Let me explain. In 2021, pricing was slow to ramp up and picked up in third and fourth quarters of the year, following mid-year October price increases. From a cost perspective, material and freight costs were about flat in the first quarter and then ramped up through to be at the highest and absolute terms in the fourth quarter. So that sets up our comparisons. Then in this year, we will begin this year with a carryover pricing from mid year and October 2021, and then we expect to have additional pricing in 2022. That's why we expect pricing to be more or less evenly spread across the quarters as we move through 2022. Then, we will lap those rising material and freight costs and manufacturing inefficiencies as we move towards the back half of the year, so we will have easier comparisons.

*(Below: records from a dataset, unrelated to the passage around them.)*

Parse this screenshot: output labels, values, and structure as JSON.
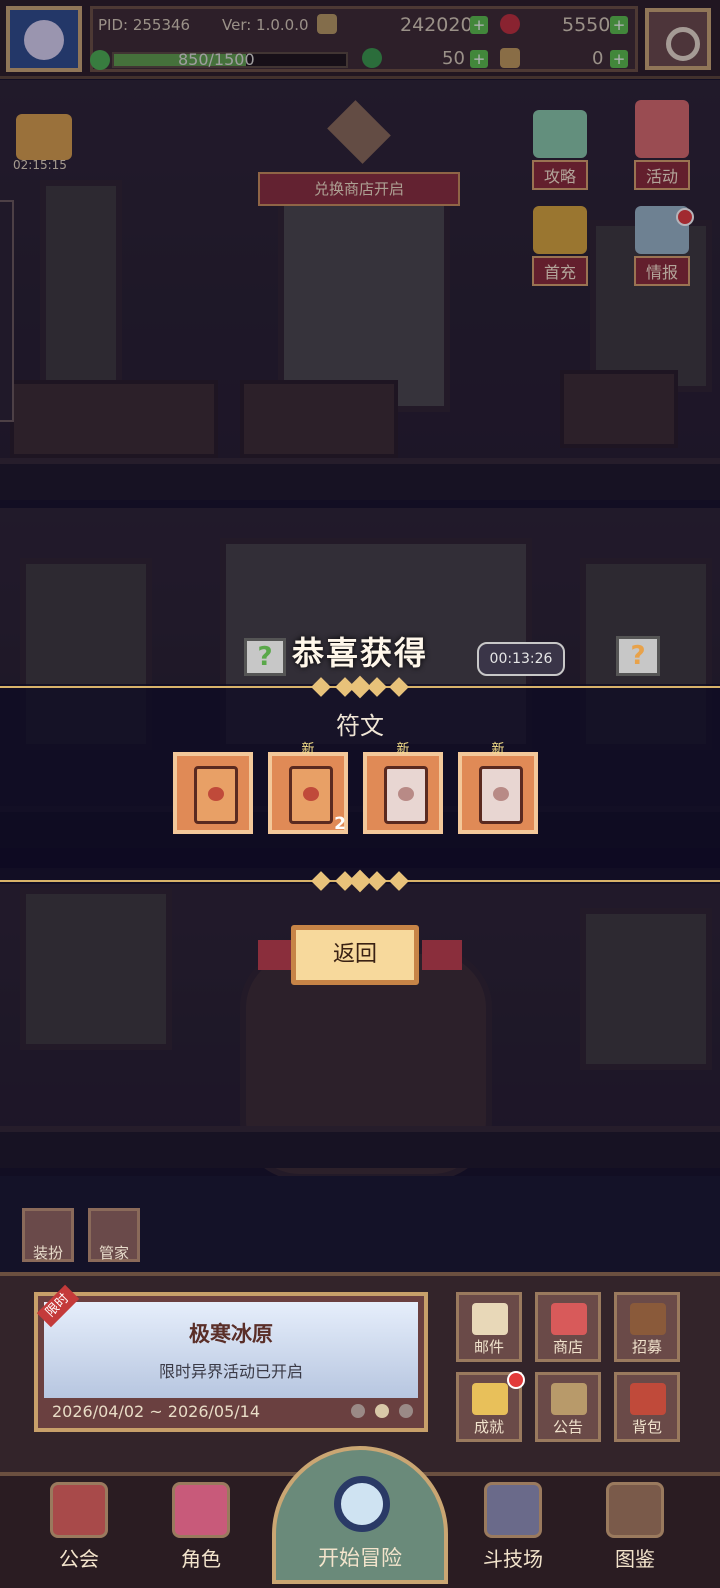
{
  "header": {
    "pid": "PID: 255346",
    "version": "Ver: 1.0.0.0",
    "gold": "242020",
    "gems": "5550",
    "xp": "850/1500",
    "xp_progress": 0.567,
    "clover": "50",
    "key_item": "0"
  },
  "left_widgets": {
    "gift_timer": "02:15:15"
  },
  "right_widgets": [
    {
      "label": "攻略",
      "icon": "chat-bubble-icon"
    },
    {
      "label": "活动",
      "icon": "balloons-icon"
    },
    {
      "label": "首充",
      "icon": "gift-box-icon"
    },
    {
      "label": "情报",
      "icon": "newspaper-icon"
    }
  ],
  "scene": {
    "shop_banner": "兑换商店开启",
    "npc_timer": "00:13:26"
  },
  "reward_modal": {
    "title": "恭喜获得",
    "section": "符文",
    "new_label": "新",
    "items": [
      {
        "new": false,
        "qty": ""
      },
      {
        "new": true,
        "qty": "2"
      },
      {
        "new": true,
        "qty": ""
      },
      {
        "new": true,
        "qty": ""
      }
    ],
    "return_label": "返回"
  },
  "small_buttons": {
    "dress": "装扮",
    "butler": "管家"
  },
  "event": {
    "tag": "限时",
    "title": "极寒冰原",
    "subtitle": "限时异界活动已开启",
    "dates": "2026/04/02 ~ 2026/05/14"
  },
  "menu_grid": [
    {
      "label": "邮件",
      "icon": "mail-icon"
    },
    {
      "label": "商店",
      "icon": "shop-icon"
    },
    {
      "label": "招募",
      "icon": "recruit-icon"
    },
    {
      "label": "成就",
      "icon": "trophy-icon"
    },
    {
      "label": "公告",
      "icon": "megaphone-icon"
    },
    {
      "label": "背包",
      "icon": "backpack-icon"
    }
  ],
  "nav": {
    "guild": "公会",
    "character": "角色",
    "start": "开始冒险",
    "arena": "斗技场",
    "codex": "图鉴"
  },
  "colors": {
    "accent_gold": "#d8b36a",
    "button_red": "#8a2e3c",
    "card_orange": "#e08a56"
  }
}
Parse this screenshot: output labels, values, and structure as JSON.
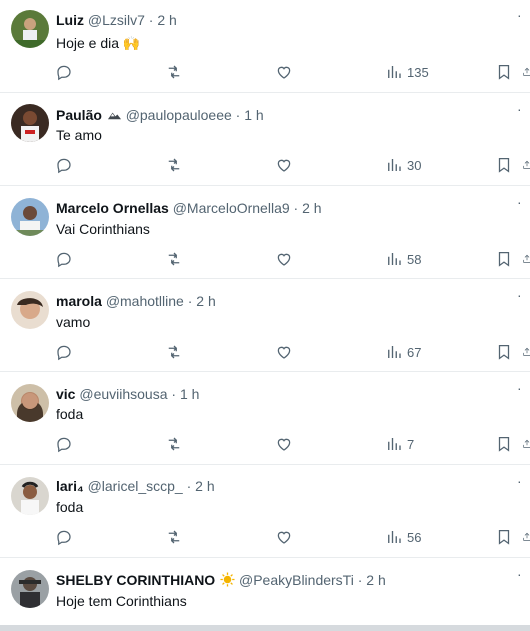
{
  "replies": [
    {
      "name": "Luiz",
      "badge": "",
      "handle": "@Lzsilv7",
      "time": "2 h",
      "text": "Hoje e dia 🙌",
      "views": "135",
      "avatar": "avatar-1"
    },
    {
      "name": "Paulão",
      "badge": "mountain-flag",
      "handle": "@paulopauloeee",
      "time": "1 h",
      "text": "Te amo",
      "views": "30",
      "avatar": "avatar-2"
    },
    {
      "name": "Marcelo Ornellas",
      "badge": "",
      "handle": "@MarceloOrnella9",
      "time": "2 h",
      "text": "Vai Corinthians",
      "views": "58",
      "avatar": "avatar-3"
    },
    {
      "name": "marola",
      "badge": "",
      "handle": "@mahotlline",
      "time": "2 h",
      "text": "vamo",
      "views": "67",
      "avatar": "avatar-4"
    },
    {
      "name": "vic",
      "badge": "",
      "handle": "@euviihsousa",
      "time": "1 h",
      "text": "foda",
      "views": "7",
      "avatar": "avatar-5"
    },
    {
      "name": "lari₄",
      "badge": "",
      "handle": "@laricel_sccp_",
      "time": "2 h",
      "text": "foda",
      "views": "56",
      "avatar": "avatar-6"
    },
    {
      "name": "SHELBY CORINTHIANO",
      "badge": "sun",
      "handle": "@PeakyBlindersTi",
      "time": "2 h",
      "text": "Hoje tem Corinthians",
      "views": "",
      "avatar": "avatar-7"
    }
  ],
  "separator": "·",
  "colors": {
    "text": "#0f1419",
    "secondary": "#536471",
    "divider": "#e9ecee"
  }
}
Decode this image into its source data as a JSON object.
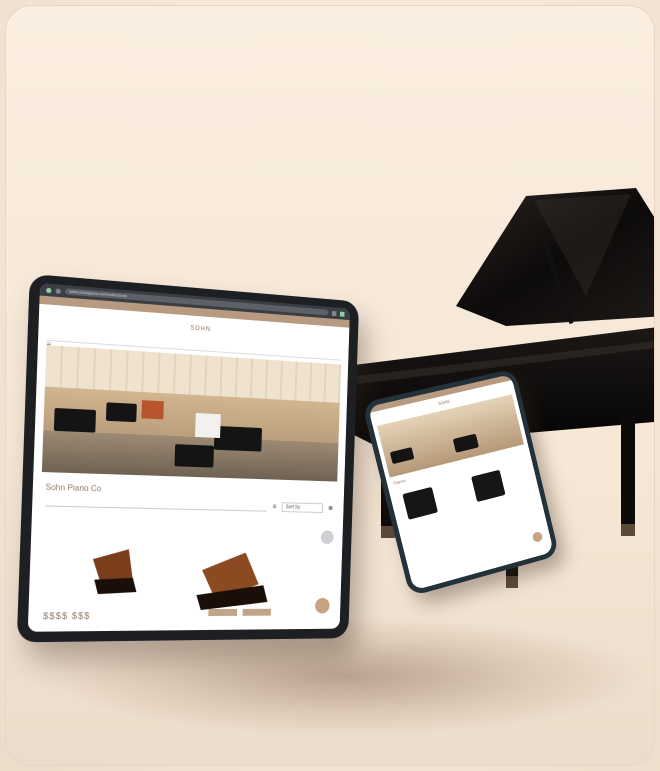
{
  "tablet": {
    "url": "www.sohnpiano.com/collections",
    "banner": "",
    "logo": "SOHN",
    "store_title": "Sohn Piano Co",
    "sort_label": "Sort by",
    "price": "$$$$ $$$",
    "buttons": [
      "",
      ""
    ]
  },
  "phone": {
    "logo": "SOHN",
    "section_title": "Pianos",
    "items": [
      {
        "caption": ""
      },
      {
        "caption": ""
      }
    ]
  }
}
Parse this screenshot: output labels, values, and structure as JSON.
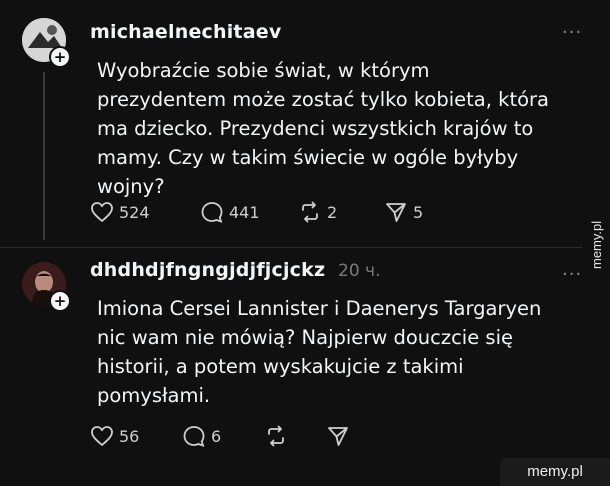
{
  "posts": [
    {
      "username": "michaelnechitaev",
      "time": "",
      "text": "Wyobraźcie sobie świat, w którym\nprezydentem może zostać tylko kobieta, która\nma dziecko. Prezydenci wszystkich krajów to\nmamy. Czy w takim świecie w ogóle byłyby\nwojny?",
      "likes": "524",
      "comments": "441",
      "reposts": "2",
      "shares": "5"
    },
    {
      "username": "dhdhdjfngngjdjfjcjckz",
      "time": "20 ч.",
      "text": "Imiona Cersei Lannister i Daenerys Targaryen\nnic wam nie mówią? Najpierw douczcie się\nhistorii, a potem wyskakujcie z takimi\npomysłami.",
      "likes": "56",
      "comments": "6",
      "reposts": "",
      "shares": ""
    }
  ],
  "more_glyph": "···",
  "plus_glyph": "+",
  "icons": [
    "heart-icon",
    "comment-icon",
    "repost-icon",
    "share-icon",
    "more-icon",
    "follow-plus-icon"
  ],
  "watermark": {
    "side": "memy.pl",
    "corner": "memy.pl"
  },
  "colors": {
    "background": "#101010",
    "text": "#f3f5f7",
    "muted": "#7a7a7a"
  }
}
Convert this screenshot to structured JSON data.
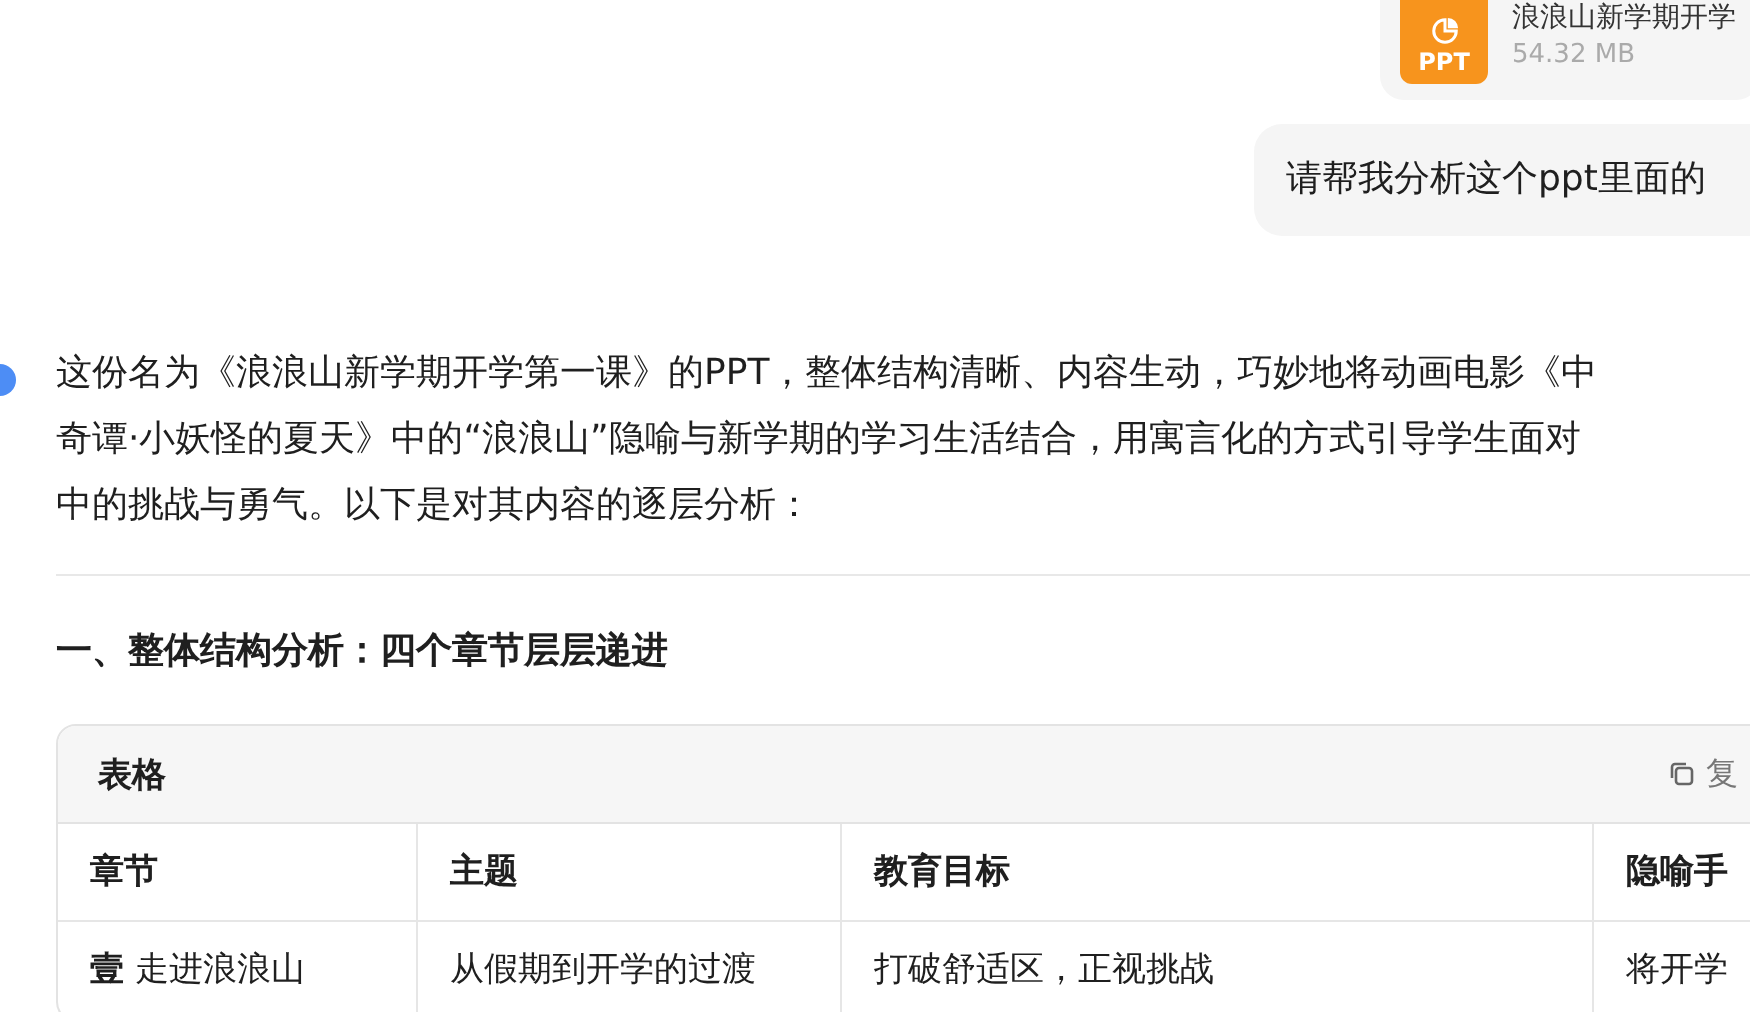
{
  "attachment": {
    "badge": "PPT",
    "name": "浪浪山新学期开学",
    "size": "54.32 MB"
  },
  "user_message": "请帮我分析这个ppt里面的",
  "answer": {
    "lines": [
      "这份名为《浪浪山新学期开学第一课》的PPT，整体结构清晰、内容生动，巧妙地将动画电影《中",
      "奇谭·小妖怪的夏天》中的“浪浪山”隐喻与新学期的学习生活结合，用寓言化的方式引导学生面对",
      "中的挑战与勇气。以下是对其内容的逐层分析："
    ],
    "heading": "一、整体结构分析：四个章节层层递进",
    "table": {
      "title": "表格",
      "copy_label": "复",
      "columns": [
        "章节",
        "主题",
        "教育目标",
        "隐喻手"
      ],
      "rows": [
        [
          "**壹** 走进浪浪山",
          "从假期到开学的过渡",
          "打破舒适区，正视挑战",
          "将开学"
        ]
      ]
    }
  }
}
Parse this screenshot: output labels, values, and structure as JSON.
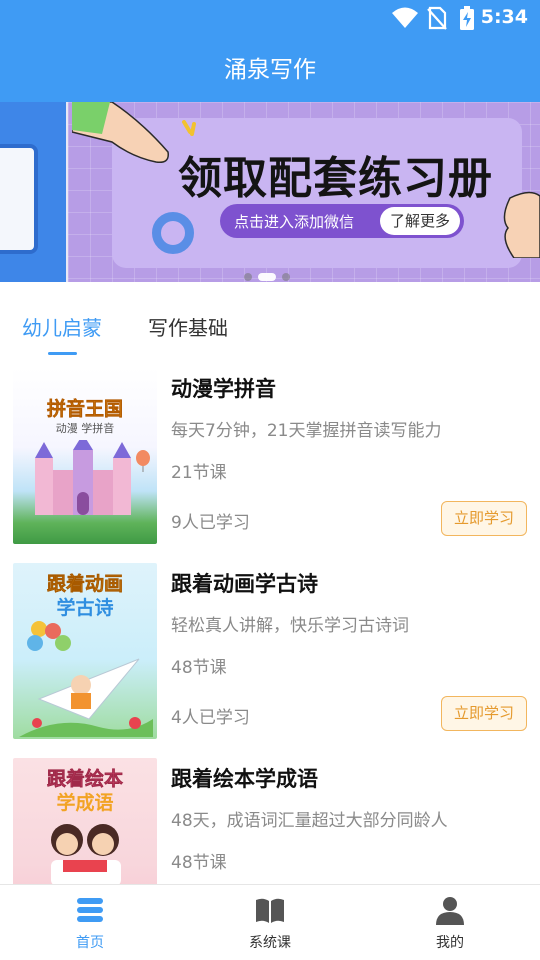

In a nutshell, we anticipate the greatest headwinds to margin in 2022 to occur in the first quarter. This is completely counter to the normal historic pattern of strong margins in the first quarter with margins decreasing sequentially to the fourth. We expect those headwinds to margins to abate as the year goes on, as we realize more price and as we lap the higher costs. More importantly, we intend price increases to more than offset manufacturing cost increases in 2022, assuming the current level of supply chain disruption does not deteriorate.
I'll provide a few more key assumptions for you to keep in mind as well. As short-term incentive compensation expenses anticipated to be around $1 billion for the year or $250 million per quarter, that's a $50 million tailwind in the first quarter. Also, we'll have about $1.3 billion cash outflow in the first quarter related to the payouts of losses incentive compensation. We anticipate an increase in R&D, reflecting continued acceleration investments related to initiatives such as sustainability, electrification, and digital. Restructuring spend should be a headwind for the year. We participate around $600 million in restructuring expense in 2022, compared to $90 million in 2021. The increase is larger than usual due to actions to address certain challenged products we've already announced, some of which were delayed a bit. Keep in mind that our adjusted profit per share calculation excludes restructuring costs. We also estimate prior restructuring actions will benefit 2022 by around $75 million. In addition, we assume an annual global effective tax rate of around 25%. Finally, we anticipate capex to be in the $1.4 billion range.
Turning to slide 17. Let me recap today's key points. We met our adjusted operating margin and ME&T free cash flow targets in the challenging year. End-user demand remained strong and in a challenging supply chain environment we kept our factories opened, maintained our production flexibility and recognized $2.6 billion more in revenues. We continue to execute our strategy for long-term profitable growth as we expand our offerings in preparation for the energy transition. We anticipate stronger sales volume in the first quarter versus the prior year, while margins will be pressured in the first quarter as costs remain elevated and the full benefits of pricing flow through evenly throughout the year.
With that, I'll take your questions.